Stick ‘em up! The 2017 run of the annual Noir City, the film noir festival held from Jan. 20-29, 2017 at the Castro Theatre, will take an unexpected twist by screening films that fall outside the traditional dark, dangerous and dramatic noir genre. The 15th annual film festival will present eight decades of movies under the theme “The Big Knockover.” Each of the 24 international films will be about hold-ups, heists and schemes.
While a festival about heists than spans 66 years might seem a big deviation from traditional noir, festival producer and host Eddie Muller said the noir genre didn’t end in the late 1950s. “Once you get past the stylistics of [film noir] — black and white, shadows — it’s about desperate people doing desperate things in an effort to beat the system because the deck is stacked against them. That’s the premise of every heist movie ever made.”

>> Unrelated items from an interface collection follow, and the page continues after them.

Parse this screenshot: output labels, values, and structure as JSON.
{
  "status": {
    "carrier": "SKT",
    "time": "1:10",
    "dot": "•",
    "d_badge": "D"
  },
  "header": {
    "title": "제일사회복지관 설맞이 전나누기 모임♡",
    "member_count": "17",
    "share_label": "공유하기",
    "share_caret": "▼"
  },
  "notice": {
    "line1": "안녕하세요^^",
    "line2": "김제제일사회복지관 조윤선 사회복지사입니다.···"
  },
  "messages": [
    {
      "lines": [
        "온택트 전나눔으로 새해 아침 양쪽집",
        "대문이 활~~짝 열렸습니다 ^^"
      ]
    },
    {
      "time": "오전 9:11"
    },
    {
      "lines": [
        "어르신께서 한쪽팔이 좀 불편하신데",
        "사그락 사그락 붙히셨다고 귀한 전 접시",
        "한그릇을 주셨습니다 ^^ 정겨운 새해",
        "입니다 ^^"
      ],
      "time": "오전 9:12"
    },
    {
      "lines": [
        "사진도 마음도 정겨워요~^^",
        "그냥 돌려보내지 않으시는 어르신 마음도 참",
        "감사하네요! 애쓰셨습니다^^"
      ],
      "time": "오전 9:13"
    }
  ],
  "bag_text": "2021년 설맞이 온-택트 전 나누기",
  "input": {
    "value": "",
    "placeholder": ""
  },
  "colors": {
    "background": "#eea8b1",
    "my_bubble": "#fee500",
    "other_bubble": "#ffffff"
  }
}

Take a break Bogie, Noir City 15 will span film history from black-and-white classics such as jewelry store heist film The Asphalt Jungle (1950), to stunning contemporary thrillers including the German film, Victoria (2015). Audiences can expect to see Marilyn Monroe, Ann-Margret, Walter Matthau, Clint Eastwood and Jeff Bridges (who co-star in 1974’s Thunderbolt and Lightfoot), and Philip Seymour Hoffman light up the silver screen. The roster of directors is equally extraordinary and includes John Huston, Stanley Kubrick and William Friedkin.
Among the festival highlights — if you don’t get held up for your double feature tickets, that is — are a newly restored print of Violent Saturday (1955), a Technicolor spectacle that mixes a bank robbery with a small town melodrama, and a screening of early Fellini film Four Ways Out, which only one 35mm print exists.
The Rust Belt set crime drama Blue Collar, which stars Richard Pryor, Harvey Keitel and Yaphet Kotto, will screen on Jan. 27. With its scheme to rob a union safe and themes about a toiling middle class, Muller expects the 1978 films to be “an incendiary grenade” that is as resonant today as it was 40 years ago.
“The movies are terrific individually, but viewed as a 66-year chronological storyline, this program is a uniquely powerful experience,” Muller said.
While we’re all for a solid scheme, this year’s theme might have some Noir City fans wondering whether the annual festival and its producer, the Film Noir Foundation — which has rescued or restored approximately two dozen noir films and screened close to 300 — has run out of material.
“This particular theme, heist films, is much richer when the parameters are expanded to include films from different countries and eras,” Meller said. “I think the quality of the films is probably higher than any previous festival. I have shown films from the ’50s that I’m showing because it’s an example of a film, but I’m biting my tongue because it’s not a particularly great movie. This time, I think all of these movies are exceptional.”
Noir City 15, Jan. 20-29, 2017, at the Castro Theatre, 429 Castro St., noircity.com